Efforts to free a lost whale that strayed into the heart of the Amazon River have come to an end now that it has died.

The 12-tonne Minke whale (Balaenoptera acutorostrata) had been found in the Tapajos River (a tributary of the Amazon River) near the city of Santarem in Brazil, some 1300 km upriver from the sea.

The 5.5m whale was first spotted in the river last week when local residents reported seeing a mysterious animal.

The whale had beached itself at least twice, and a group of biologists and volunteers had tried to confine it to a smaller section of the river with a net while arranging for a ship to bring it back to the ocean, but had to give up the attempt after the whale became agitated and risked injuring itself.

When the whale was examined on Sunday (18 November), it was found to be a male and still thought to be in good condition despite superficial injuries.
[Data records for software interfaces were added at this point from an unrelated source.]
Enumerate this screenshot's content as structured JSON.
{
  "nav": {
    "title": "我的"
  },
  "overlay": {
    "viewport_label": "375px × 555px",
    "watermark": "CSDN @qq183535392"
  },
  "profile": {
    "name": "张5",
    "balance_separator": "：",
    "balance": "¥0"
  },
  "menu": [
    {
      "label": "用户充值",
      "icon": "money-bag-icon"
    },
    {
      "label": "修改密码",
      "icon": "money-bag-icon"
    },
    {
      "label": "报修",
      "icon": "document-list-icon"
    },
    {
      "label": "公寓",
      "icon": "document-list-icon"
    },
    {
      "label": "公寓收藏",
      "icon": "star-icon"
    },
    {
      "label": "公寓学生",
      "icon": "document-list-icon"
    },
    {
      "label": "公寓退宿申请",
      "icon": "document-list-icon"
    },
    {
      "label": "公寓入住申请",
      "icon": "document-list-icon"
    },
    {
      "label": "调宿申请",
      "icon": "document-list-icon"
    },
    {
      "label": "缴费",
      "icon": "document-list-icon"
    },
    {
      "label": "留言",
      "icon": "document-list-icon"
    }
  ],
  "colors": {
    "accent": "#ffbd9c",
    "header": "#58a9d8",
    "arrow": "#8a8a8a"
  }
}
Antibiotics had been administered to the animal as a precaution and locals were seen splashing water on its back to protect it from the fierce heat. According to Milton Marcondes, a veterinarian with the Brazilian Humpback Whale Institute, which was involved in the rescue attempt, the whale was thought to be in the river for at least 15 days.

Initially, the prognosis for a successful return was considered good because whales have been known to survive for two months in fresh water and can go for six months without food.

The whale was finally found dead along a Tapajos River beach by local residents on Tuesday (20 November).

An autopsy had been conducted to determine the cause of death and authorities are planning to move the corpse to the ocean.

The Minke whale is the second smallest of the baleen whales after the Pygmy right whale.

According to the International Whaling Commission Scientific Committee, there are an estimated 184,000 minke whales in the central and northeast Atlantic Ocean.